** PROVIDED INFORMATION follows **

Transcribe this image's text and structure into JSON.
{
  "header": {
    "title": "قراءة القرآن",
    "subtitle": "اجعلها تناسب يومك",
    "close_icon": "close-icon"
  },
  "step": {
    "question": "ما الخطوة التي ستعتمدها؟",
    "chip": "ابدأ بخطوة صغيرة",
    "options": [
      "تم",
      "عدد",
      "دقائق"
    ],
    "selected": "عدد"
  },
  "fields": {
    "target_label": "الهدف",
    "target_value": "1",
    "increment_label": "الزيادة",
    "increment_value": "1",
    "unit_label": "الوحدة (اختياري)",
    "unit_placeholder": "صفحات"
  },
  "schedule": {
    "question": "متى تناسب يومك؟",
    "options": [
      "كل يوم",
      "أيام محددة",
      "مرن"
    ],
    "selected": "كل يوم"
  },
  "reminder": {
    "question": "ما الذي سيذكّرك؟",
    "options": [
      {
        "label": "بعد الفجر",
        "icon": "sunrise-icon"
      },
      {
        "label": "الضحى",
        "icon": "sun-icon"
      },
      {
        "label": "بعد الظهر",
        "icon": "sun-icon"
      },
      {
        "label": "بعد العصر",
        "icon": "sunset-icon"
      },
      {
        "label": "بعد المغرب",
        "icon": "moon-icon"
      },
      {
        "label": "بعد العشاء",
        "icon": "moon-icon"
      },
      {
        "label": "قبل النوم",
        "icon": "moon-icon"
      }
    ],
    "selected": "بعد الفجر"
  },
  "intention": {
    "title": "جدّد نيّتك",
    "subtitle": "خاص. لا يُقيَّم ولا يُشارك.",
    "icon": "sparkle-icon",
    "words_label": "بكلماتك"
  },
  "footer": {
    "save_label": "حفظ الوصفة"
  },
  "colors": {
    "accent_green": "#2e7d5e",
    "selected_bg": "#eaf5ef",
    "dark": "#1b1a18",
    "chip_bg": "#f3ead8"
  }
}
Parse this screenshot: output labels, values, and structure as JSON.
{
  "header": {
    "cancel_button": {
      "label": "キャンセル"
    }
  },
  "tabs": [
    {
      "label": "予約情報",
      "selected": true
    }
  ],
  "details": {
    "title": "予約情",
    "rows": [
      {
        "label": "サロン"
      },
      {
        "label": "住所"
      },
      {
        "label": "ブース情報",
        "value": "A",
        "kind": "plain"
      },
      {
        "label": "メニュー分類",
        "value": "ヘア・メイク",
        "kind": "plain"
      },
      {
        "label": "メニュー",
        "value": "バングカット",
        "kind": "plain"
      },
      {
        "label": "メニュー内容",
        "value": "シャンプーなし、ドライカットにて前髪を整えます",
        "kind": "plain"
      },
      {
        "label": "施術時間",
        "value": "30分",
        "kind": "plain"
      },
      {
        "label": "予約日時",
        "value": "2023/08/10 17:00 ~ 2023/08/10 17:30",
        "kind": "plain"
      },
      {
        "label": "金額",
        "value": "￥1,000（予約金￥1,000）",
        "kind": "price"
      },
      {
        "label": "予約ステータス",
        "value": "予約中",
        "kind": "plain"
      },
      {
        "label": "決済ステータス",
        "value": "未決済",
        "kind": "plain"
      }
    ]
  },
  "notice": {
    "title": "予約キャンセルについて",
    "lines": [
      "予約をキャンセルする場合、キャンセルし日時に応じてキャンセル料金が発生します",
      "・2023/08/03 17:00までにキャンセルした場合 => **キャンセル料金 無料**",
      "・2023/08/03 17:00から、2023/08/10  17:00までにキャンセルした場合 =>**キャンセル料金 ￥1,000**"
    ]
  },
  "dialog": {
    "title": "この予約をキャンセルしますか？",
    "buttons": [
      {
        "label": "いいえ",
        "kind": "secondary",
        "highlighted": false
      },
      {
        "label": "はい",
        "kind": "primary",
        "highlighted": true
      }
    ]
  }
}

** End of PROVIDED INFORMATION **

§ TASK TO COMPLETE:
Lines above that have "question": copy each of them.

§ ANSWER FOR THIS EXERCISE:
    "question": "ما الخطوة التي ستعتمدها؟",
    "question": "متى تناسب يومك؟",
    "question": "ما الذي سيذكّرك؟",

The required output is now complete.